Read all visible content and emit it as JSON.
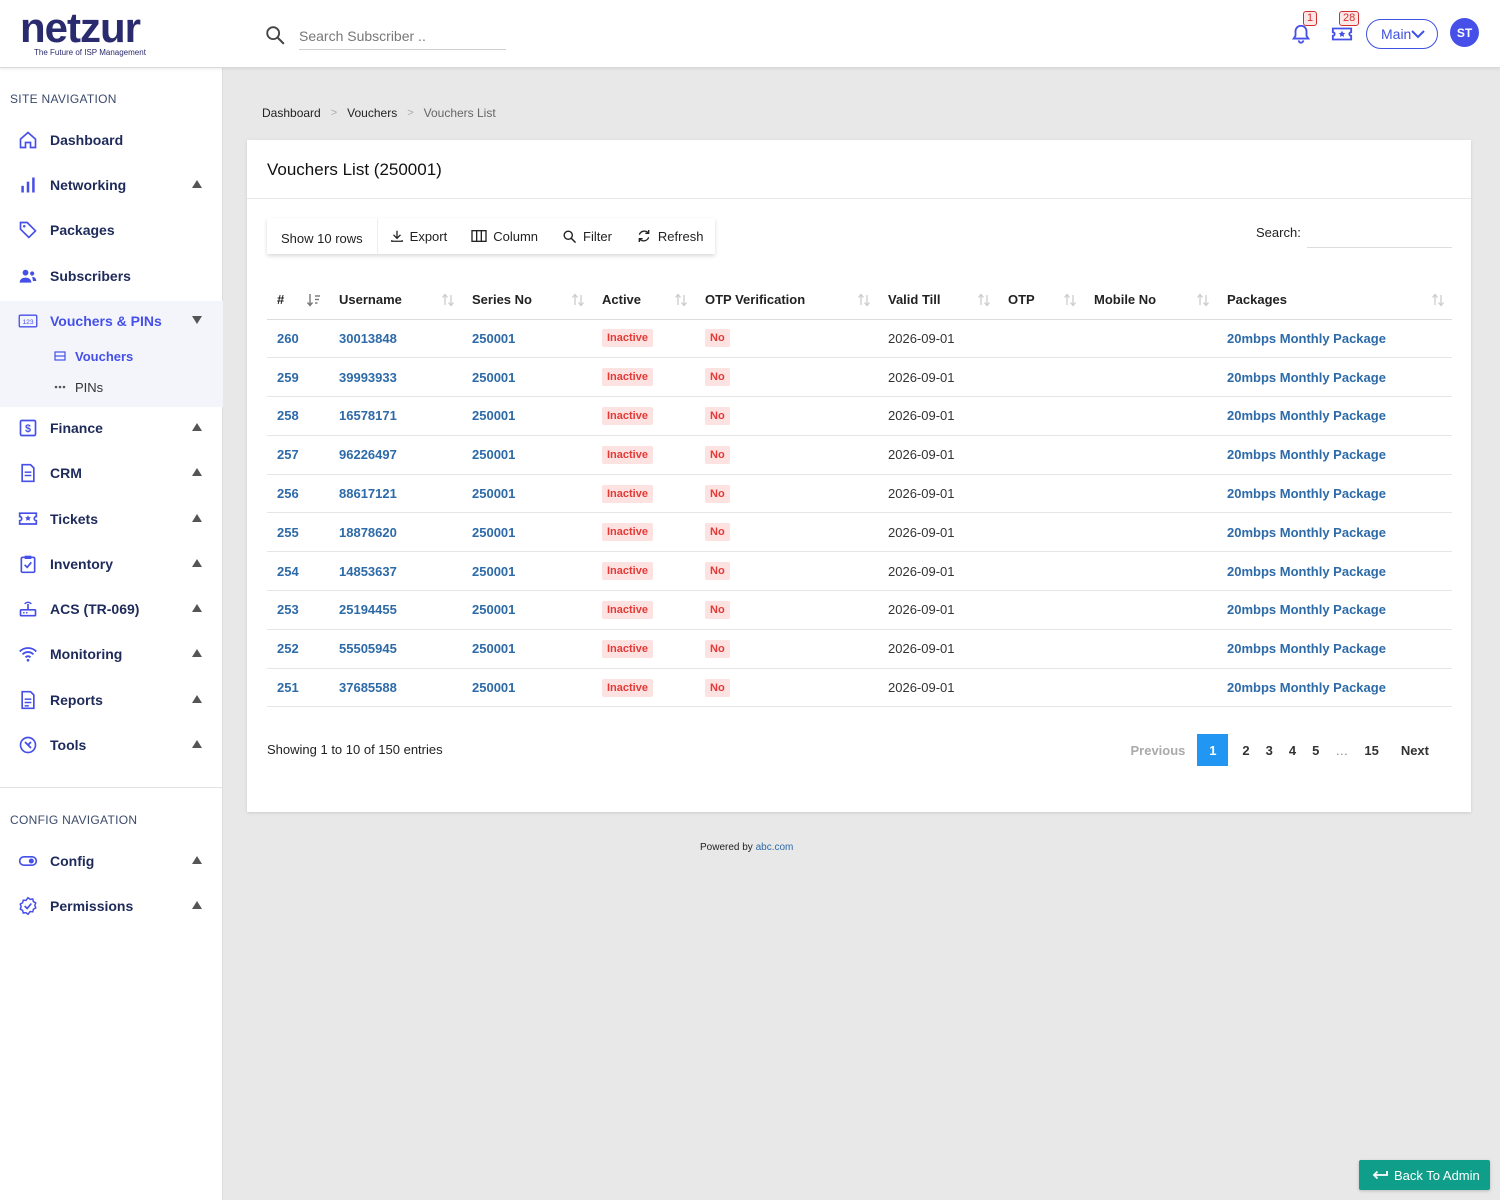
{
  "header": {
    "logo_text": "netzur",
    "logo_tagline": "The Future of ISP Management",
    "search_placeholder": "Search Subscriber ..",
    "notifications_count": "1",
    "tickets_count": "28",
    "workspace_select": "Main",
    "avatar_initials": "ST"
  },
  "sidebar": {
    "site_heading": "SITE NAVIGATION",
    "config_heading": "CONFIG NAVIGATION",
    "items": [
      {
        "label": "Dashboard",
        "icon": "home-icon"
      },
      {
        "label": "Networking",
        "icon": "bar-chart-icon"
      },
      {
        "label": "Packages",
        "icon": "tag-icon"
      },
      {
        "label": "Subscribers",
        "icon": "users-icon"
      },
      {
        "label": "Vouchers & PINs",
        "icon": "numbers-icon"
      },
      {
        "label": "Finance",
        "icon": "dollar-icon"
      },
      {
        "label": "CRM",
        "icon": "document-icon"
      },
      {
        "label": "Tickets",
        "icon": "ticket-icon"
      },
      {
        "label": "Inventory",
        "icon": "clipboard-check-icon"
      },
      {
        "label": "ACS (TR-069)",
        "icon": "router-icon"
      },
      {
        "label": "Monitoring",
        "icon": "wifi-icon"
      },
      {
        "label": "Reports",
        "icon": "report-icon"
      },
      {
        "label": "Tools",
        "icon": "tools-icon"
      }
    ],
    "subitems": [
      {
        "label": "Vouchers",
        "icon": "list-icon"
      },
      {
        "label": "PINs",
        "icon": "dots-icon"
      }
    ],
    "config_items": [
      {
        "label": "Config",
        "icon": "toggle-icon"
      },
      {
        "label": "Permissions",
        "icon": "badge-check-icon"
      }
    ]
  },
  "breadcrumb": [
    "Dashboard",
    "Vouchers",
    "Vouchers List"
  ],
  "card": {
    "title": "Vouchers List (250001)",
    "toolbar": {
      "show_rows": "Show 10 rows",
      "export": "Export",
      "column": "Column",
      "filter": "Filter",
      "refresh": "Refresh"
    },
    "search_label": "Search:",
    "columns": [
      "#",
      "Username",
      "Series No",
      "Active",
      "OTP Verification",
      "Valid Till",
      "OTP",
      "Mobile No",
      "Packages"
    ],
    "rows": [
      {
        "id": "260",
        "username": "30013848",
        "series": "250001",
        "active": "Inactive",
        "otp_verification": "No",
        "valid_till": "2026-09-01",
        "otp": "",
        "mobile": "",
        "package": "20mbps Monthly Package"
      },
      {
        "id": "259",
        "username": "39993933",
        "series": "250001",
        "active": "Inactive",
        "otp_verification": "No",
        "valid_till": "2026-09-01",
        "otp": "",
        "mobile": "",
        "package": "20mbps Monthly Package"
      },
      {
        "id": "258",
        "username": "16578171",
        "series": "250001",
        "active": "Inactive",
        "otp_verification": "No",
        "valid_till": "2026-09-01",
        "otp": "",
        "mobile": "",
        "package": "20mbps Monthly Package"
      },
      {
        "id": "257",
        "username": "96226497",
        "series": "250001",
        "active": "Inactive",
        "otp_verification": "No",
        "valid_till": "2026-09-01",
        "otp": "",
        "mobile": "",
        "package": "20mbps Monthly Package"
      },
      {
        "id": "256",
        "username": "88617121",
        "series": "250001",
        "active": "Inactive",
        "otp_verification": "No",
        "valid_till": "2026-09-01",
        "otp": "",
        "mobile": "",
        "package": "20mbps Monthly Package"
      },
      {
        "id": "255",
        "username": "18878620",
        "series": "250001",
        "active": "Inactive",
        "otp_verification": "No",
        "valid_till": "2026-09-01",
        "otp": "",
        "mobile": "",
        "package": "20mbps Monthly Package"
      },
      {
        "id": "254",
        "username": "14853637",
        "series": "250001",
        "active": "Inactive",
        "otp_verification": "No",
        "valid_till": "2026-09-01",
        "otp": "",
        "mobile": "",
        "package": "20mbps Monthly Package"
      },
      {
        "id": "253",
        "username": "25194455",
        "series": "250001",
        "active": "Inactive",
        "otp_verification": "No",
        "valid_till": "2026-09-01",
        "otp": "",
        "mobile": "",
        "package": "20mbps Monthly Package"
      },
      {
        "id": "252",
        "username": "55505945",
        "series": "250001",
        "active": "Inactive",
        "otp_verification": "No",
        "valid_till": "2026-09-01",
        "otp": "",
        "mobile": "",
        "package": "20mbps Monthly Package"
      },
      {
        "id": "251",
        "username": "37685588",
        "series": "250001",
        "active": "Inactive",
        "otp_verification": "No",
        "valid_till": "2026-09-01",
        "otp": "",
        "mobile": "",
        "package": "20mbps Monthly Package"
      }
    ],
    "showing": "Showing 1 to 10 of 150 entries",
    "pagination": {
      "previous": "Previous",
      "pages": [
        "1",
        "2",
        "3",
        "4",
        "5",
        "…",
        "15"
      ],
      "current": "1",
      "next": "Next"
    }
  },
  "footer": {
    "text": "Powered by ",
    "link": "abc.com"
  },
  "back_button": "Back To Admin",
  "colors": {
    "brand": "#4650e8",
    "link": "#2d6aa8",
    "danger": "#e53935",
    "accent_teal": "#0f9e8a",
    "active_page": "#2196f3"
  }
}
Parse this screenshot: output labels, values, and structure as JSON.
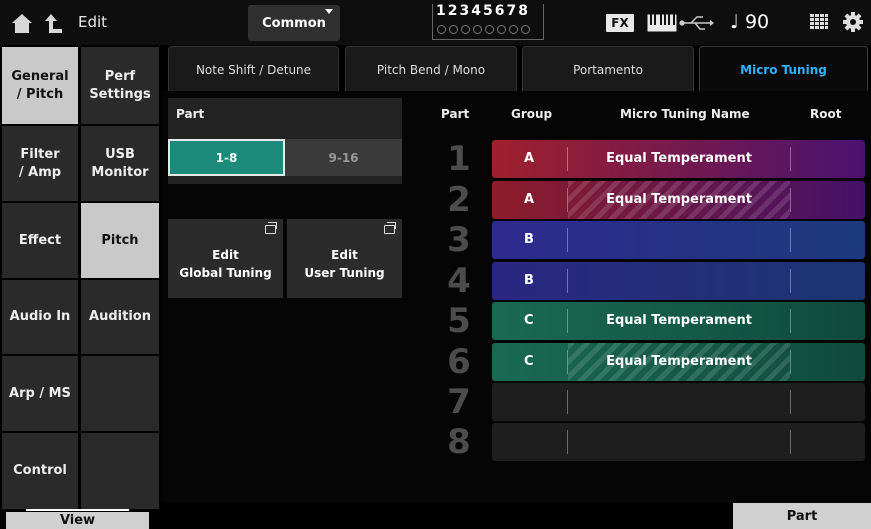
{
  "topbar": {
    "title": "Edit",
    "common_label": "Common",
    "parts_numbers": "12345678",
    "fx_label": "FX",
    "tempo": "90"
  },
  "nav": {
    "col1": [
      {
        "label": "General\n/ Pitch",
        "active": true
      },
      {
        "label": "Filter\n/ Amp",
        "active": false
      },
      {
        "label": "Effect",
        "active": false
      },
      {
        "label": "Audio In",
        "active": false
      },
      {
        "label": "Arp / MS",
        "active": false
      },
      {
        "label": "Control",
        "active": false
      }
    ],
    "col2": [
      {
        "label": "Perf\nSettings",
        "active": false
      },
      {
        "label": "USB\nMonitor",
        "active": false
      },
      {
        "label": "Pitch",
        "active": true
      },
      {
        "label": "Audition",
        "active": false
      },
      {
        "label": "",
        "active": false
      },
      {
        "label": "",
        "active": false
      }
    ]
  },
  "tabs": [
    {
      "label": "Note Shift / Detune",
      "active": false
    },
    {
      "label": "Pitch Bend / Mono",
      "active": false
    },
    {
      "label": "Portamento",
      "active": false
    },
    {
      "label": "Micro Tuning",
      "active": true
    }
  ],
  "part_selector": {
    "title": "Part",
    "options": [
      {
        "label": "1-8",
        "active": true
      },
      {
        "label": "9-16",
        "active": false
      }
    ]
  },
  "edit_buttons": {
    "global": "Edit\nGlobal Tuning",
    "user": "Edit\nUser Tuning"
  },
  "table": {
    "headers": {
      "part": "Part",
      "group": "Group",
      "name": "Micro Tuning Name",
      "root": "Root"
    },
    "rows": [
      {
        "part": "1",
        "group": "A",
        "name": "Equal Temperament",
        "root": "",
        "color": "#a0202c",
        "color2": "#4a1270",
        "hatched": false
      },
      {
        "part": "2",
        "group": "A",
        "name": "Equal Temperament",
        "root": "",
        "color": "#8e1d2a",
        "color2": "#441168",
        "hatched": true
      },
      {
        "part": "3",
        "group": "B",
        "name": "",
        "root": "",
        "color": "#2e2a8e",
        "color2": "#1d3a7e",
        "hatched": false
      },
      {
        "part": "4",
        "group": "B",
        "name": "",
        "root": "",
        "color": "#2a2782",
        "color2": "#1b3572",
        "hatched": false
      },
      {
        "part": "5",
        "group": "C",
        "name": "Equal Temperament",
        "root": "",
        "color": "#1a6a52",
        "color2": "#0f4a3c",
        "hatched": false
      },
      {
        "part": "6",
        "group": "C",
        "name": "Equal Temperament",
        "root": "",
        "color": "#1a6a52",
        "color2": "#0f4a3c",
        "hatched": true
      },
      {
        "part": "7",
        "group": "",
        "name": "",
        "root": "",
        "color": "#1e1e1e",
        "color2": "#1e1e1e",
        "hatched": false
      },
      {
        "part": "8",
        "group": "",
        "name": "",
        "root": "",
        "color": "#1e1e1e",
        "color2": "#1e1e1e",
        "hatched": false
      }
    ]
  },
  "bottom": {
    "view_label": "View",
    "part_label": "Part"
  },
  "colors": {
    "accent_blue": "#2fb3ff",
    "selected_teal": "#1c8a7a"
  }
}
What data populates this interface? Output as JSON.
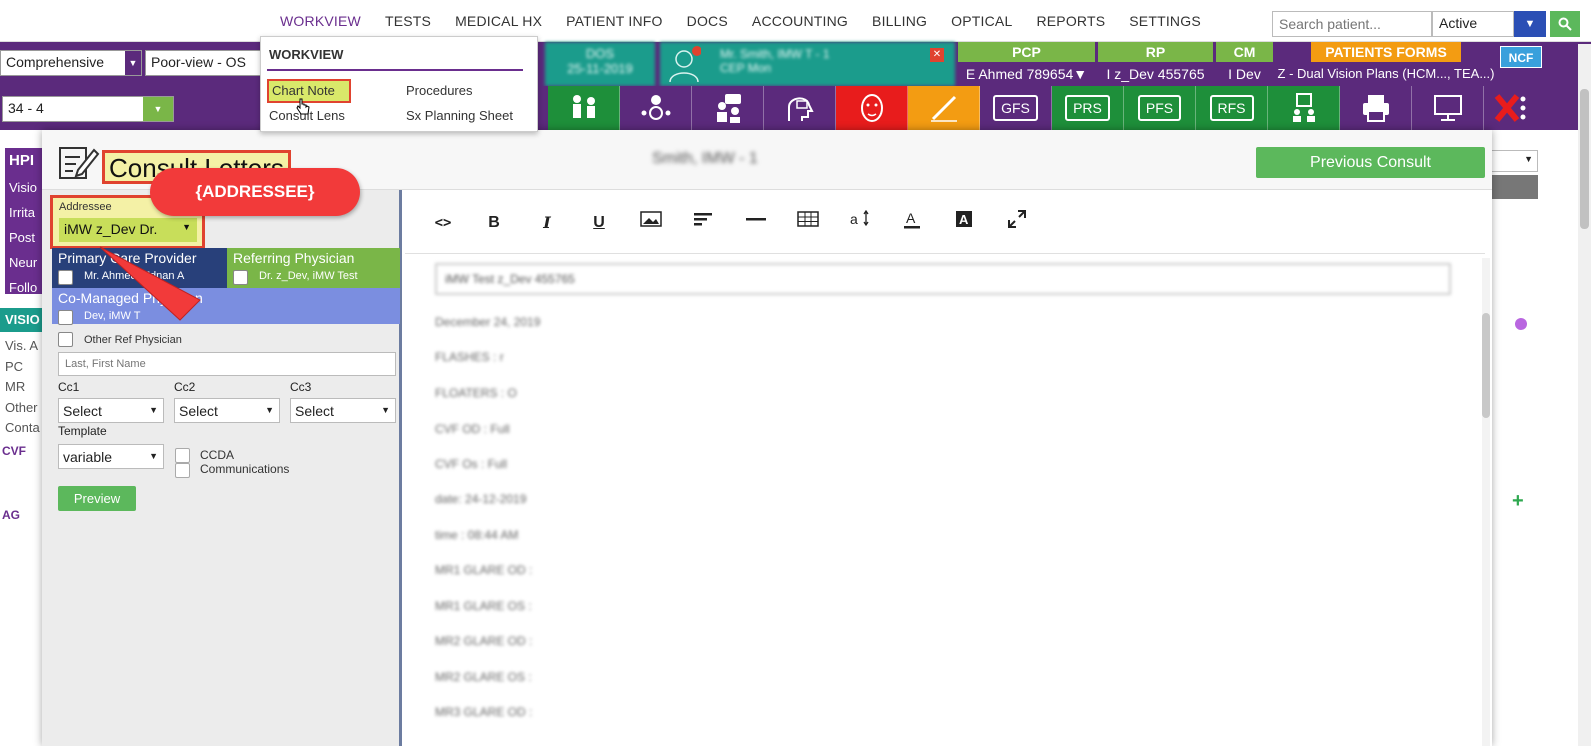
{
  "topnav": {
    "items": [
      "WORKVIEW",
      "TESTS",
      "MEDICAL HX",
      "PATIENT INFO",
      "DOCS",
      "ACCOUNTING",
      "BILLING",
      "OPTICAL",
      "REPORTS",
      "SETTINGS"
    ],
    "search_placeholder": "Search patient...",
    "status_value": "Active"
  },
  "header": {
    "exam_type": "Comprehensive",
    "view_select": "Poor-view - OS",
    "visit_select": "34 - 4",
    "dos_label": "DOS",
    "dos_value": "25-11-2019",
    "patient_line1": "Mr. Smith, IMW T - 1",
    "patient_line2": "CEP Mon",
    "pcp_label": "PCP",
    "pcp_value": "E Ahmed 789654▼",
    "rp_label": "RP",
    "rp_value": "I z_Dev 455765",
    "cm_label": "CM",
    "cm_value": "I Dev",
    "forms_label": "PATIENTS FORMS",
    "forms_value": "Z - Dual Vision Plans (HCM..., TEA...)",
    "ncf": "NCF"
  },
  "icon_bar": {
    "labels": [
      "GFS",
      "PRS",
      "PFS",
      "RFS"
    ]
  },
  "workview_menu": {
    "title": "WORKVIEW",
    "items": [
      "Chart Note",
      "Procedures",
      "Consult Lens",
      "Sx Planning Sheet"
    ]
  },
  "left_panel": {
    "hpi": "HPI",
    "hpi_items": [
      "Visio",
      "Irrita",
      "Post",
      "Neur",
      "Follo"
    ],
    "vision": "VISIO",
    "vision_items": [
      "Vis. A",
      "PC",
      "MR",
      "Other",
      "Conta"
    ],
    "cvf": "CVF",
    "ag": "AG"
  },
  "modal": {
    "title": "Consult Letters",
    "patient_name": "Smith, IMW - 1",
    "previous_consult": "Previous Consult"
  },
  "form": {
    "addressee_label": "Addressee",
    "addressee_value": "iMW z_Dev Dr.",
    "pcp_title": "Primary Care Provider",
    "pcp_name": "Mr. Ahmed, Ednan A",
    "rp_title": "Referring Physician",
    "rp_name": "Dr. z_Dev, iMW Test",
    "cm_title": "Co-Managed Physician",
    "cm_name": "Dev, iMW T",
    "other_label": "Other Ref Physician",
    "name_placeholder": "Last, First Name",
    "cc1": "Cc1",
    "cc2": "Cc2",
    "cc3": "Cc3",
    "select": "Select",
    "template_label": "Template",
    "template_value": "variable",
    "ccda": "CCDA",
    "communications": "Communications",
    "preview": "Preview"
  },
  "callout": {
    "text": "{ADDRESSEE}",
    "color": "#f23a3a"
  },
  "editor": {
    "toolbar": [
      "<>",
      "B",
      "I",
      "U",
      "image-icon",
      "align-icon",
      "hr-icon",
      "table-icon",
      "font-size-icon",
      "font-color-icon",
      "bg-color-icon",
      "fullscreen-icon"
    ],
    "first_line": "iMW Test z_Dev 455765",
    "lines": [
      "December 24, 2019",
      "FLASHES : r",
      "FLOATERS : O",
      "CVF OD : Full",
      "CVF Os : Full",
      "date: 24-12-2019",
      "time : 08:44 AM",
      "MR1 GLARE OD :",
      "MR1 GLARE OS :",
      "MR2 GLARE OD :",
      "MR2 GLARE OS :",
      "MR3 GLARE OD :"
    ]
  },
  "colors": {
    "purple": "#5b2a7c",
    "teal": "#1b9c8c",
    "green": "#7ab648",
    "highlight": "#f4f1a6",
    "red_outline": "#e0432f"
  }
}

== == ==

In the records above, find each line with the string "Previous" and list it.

Output for this task ::
      "previous": "Previous",
    "previous_consult": "Previous Consult"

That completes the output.